Moving Tales (or, Tales About Moving, vice Tales That Will Make You Cry)

It's just about time to move again. This is our eleventh move in ten years of marriage, so by now moving has a bit of a nostalgic, good-timey flavor to it. It's challenging and unpleasant emotionally and physically, but it also yields a lot of interesting memories and stories if you do it enough.

Years ago, we moved out of a basement apartment in Provo, Utah up to Shannon's parents house in Idaho for the summer. This was the basement apartment that filled with poop over Christmas break, a story I'll definitely have to relate at some point. It's a doozy. And a poopy.

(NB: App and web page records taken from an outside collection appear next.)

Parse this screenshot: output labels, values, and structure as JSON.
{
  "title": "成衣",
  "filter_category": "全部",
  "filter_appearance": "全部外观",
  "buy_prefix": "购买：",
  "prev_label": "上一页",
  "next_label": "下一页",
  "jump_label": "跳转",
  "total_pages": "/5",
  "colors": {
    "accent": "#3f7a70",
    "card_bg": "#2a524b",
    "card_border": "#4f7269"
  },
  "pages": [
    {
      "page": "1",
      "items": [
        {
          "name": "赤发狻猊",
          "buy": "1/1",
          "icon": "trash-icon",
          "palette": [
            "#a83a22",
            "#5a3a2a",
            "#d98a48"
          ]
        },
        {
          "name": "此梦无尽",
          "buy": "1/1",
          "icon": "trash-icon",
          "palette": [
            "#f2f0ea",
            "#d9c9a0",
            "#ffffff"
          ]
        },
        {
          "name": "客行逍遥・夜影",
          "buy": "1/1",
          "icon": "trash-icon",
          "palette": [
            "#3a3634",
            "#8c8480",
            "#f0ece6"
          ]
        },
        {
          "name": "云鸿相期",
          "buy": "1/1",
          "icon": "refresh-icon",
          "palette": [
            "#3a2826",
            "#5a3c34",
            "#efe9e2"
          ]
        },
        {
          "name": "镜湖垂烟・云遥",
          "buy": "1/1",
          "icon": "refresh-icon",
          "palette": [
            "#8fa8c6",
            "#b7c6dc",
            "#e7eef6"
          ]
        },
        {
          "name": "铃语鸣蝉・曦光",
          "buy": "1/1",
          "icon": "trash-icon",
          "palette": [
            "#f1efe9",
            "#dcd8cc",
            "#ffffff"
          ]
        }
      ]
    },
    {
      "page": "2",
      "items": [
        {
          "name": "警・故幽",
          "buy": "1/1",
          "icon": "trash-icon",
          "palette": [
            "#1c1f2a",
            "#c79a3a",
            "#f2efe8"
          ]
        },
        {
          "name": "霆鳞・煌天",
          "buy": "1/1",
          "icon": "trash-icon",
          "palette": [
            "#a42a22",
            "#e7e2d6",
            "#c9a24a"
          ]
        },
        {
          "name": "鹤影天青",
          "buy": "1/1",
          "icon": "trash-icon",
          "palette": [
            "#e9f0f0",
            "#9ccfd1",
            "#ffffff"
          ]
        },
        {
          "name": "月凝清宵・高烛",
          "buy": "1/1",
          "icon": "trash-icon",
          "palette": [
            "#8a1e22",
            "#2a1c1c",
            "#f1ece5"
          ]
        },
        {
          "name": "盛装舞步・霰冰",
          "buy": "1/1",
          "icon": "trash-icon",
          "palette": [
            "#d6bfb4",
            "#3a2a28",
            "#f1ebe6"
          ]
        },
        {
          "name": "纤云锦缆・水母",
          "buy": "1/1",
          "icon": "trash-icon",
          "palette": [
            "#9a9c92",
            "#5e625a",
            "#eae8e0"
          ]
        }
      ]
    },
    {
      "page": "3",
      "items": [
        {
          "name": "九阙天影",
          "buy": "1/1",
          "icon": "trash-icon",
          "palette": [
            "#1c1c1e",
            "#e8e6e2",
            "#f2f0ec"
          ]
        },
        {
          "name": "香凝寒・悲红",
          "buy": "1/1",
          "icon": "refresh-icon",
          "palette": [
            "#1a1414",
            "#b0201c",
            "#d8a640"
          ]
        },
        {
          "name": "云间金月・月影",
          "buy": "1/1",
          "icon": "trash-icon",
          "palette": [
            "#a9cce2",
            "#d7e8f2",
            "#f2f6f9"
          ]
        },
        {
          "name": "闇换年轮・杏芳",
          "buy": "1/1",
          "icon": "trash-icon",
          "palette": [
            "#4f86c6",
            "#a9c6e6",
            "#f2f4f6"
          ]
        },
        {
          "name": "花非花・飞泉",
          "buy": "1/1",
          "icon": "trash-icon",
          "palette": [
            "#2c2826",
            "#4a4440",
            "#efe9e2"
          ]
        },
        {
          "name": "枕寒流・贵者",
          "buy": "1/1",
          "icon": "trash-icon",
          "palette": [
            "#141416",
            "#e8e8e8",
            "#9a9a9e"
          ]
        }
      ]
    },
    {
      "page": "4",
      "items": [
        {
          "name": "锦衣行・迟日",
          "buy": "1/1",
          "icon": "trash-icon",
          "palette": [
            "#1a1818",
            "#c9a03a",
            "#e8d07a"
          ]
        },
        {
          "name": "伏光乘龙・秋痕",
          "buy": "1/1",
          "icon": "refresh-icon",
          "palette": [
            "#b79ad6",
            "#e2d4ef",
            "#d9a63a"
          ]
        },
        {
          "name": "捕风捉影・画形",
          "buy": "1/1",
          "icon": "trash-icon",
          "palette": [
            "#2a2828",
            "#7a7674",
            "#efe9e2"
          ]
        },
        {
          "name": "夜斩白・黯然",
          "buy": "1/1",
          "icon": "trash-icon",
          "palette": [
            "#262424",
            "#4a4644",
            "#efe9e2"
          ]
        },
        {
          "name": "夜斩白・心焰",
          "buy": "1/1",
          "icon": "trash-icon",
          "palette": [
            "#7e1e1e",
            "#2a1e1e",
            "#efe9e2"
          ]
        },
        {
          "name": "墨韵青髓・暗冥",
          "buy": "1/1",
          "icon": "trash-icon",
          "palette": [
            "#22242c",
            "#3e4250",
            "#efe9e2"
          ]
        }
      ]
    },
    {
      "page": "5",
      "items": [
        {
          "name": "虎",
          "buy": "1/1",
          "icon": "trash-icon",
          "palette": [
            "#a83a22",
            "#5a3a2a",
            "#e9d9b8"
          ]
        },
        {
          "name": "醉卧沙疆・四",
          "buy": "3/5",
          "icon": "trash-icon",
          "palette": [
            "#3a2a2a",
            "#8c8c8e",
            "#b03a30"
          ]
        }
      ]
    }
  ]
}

We knew that at the end of the summer we'd be heading to Syria, so we stored most of our belongings in a cheap storage shed in Provo. With only a small pickup truck, the move took most of the day. I remember I finally got the last, heaping load in the truck and drove the several miles to the shed. When I arrived, the sunlight was almost gone and, worse, the facility had closed for the night. The gates were locked and the fences were high. I couldn't just take the stuff back to the apartment -- our lease was up, and we still had a truckload waiting back in the driveway to haul up to Idaho that night. I had to get that stuff in the storage shed. Like Apollo 13's ground crew, failure was not an option.

Luckily, our storage unit was only a few doors down from a high chain-link fence marking the boundary of the facility. I backed the truck up to the fence. And I just started chucking boxes over the fence. Then I climbed the fence, unlocked the shed, and loaded the stuff inside. I don't know if I've ever told Shannon about this. She generally frowns on having her stuff thrown over the fence.

A few boxes were marked "Fragile." I reasoned that lobbing these boxes over the fence, breaking the contents, and then later pleading ignorance to the contents' fragility was implausible even for a known cretin like me. So I lugged one "Fragile" box at a time with my right arm and climbed the fence with my left arm and legs. At the top, I carefully balanced the box on the fence's pinnacle with one hand as I scrambled over, then climbed with the box one-handed down the other side. It was hard. But I didn't drop any of the boxes. This might partially explain my back problems. And it definitely reflects my mental problems.

During another move a couple years later, this one also involving the small pickup truck and storage shed, I was in a major rush to get the last of our stuff to the shed and get my mom to the airport in time for a flight. I had a big black office chair sitting upright in the truck's bed, but it caught too much wind when I hit 60 mph on Highway 89 between Provo and Springville. It rolled over the rest of the packed stuff, leapt from the truck bed, and I watched it smash and cartwheel across the road in my rearview. Good thing no one was behind me, or I might be typing this from Alcatraz.